Pay raises helped stunt overtures for assistants at Clemson and Florida State this offseason, forcing the annual traveling coaching carousel to reroute around the two campuses.

It's why both schools were not involved in Tuesday's and Wednesday's lists of the new assistant coaches fielding the toughest jobs in the ACC. That isn't to imply each staff won't have a few tough gigs as preseason camp rolls around.

Here's the assistant for Clemson and Florida State with the toughest challenges entering 2016.

Mike Reed, Clemson defensive backs coach. The Tigers have one of the country's best coaching staffs, especially on the defensive side of the ball. If there were lingering questions about their coaching chops heading into last season, they were squashed after the defense didn't slip despite replacing half of its starters. That will be the case again this fall, and Reed loses three in the backfield with a combined 71 starts. Cordrea Tankersley returns (as does reserve DB/LB Korrin Wiggins from injury), but the other three listed starters combined for only 353 snaps entering the national championship game. As Reed coaches up an inexperienced group, he might not have the benefit of a dominant pass rush, too. The defensive line loses Shaq Lawson and Kevin Dodd, who combined for 24.5 sacks in 2015. The secondary will also need to find its leading voice, a player able to align the backfield correctly.

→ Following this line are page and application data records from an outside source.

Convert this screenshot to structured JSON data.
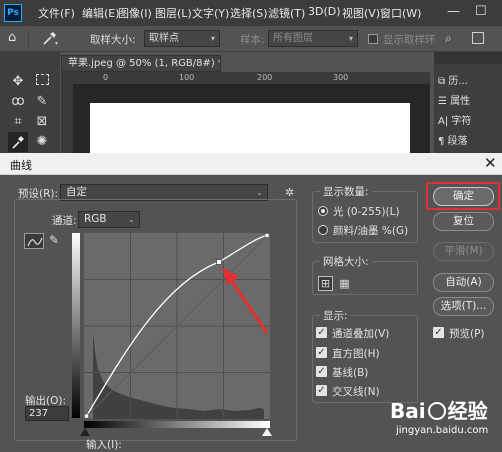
{
  "menubar": {
    "logo": "Ps",
    "items": [
      "文件(F)",
      "编辑(E)",
      "图像(I)",
      "图层(L)",
      "文字(Y)",
      "选择(S)",
      "滤镜(T)",
      "3D(D)",
      "视图(V)",
      "窗口(W)"
    ],
    "window_controls": [
      "—",
      "☐"
    ]
  },
  "options_bar": {
    "sample_size_label": "取样大小:",
    "sample_size_value": "取样点",
    "sample_label": "样本:",
    "sample_value": "所有图层",
    "show_ring_label": "显示取样环"
  },
  "document": {
    "tab_title": "苹果.jpeg @ 50% (1, RGB/8#) *",
    "tab_close": "×",
    "ruler_marks": [
      "0",
      "100",
      "200",
      "300"
    ]
  },
  "right_panel": {
    "items": [
      "历...",
      "属性",
      "字符",
      "段落"
    ]
  },
  "dialog": {
    "title": "曲线",
    "close": "✕",
    "preset_label": "预设(R):",
    "preset_value": "自定",
    "channel_label": "通道:",
    "channel_value": "RGB",
    "output_label": "输出(O):",
    "output_value": "237",
    "input_label": "输入(I):",
    "display_amount_title": "显示数量:",
    "light_option": "光 (0-255)(L)",
    "pigment_option": "颜料/油墨 %(G)",
    "grid_size_title": "网格大小:",
    "show_title": "显示:",
    "show_options": [
      "通道叠加(V)",
      "直方图(H)",
      "基线(B)",
      "交叉线(N)"
    ],
    "buttons": {
      "ok": "确定",
      "reset": "复位",
      "smooth": "平滑(M)",
      "auto": "自动(A)",
      "options": "选项(T)..."
    },
    "preview_label": "预览(P)",
    "colors": {
      "highlight": "#e03030",
      "curve": "#ffffff"
    }
  },
  "watermark": {
    "brand_left": "Bai",
    "brand_right": "经验",
    "url": "jingyan.baidu.com"
  }
}
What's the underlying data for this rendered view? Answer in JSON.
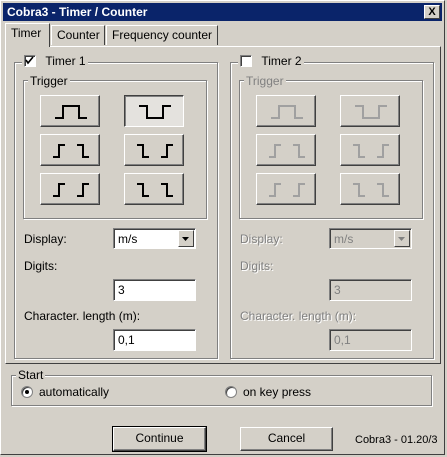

Lawrence Dawsey, Florida State receivers coach. The Seminoles had a tough time replacing Rashad Greene's consistency last season, and they've yet to find a threat comparable to the 6-foot-5, 230-pound Kelvin Benjamin, who departed after 2013. Few programs have recruited the position better than the Seminoles, but a true No. 1 receiver has not emerged since Greene left. George Campbell and Auden Tate came to the Seminoles as somewhat raw products, and as sophomores the two are still young. But Florida State needs an outside threat capable of winning contested throws and hauling in red zone targets, and the 6-foot-4 Campbell and 6-5 Tate are the tallest options. Junior Ermon Lane (6-3) was the No. 2 receiver nationally in the 2014 recruiting class. Travis Rudolph, Jesus Wilson and Kermit Whitfield form a solid group, but Fisher is also seeking more consistency from them. Their effectiveness should increase with the help of a physical option like Campbell, Lane and Tate attracting coverage.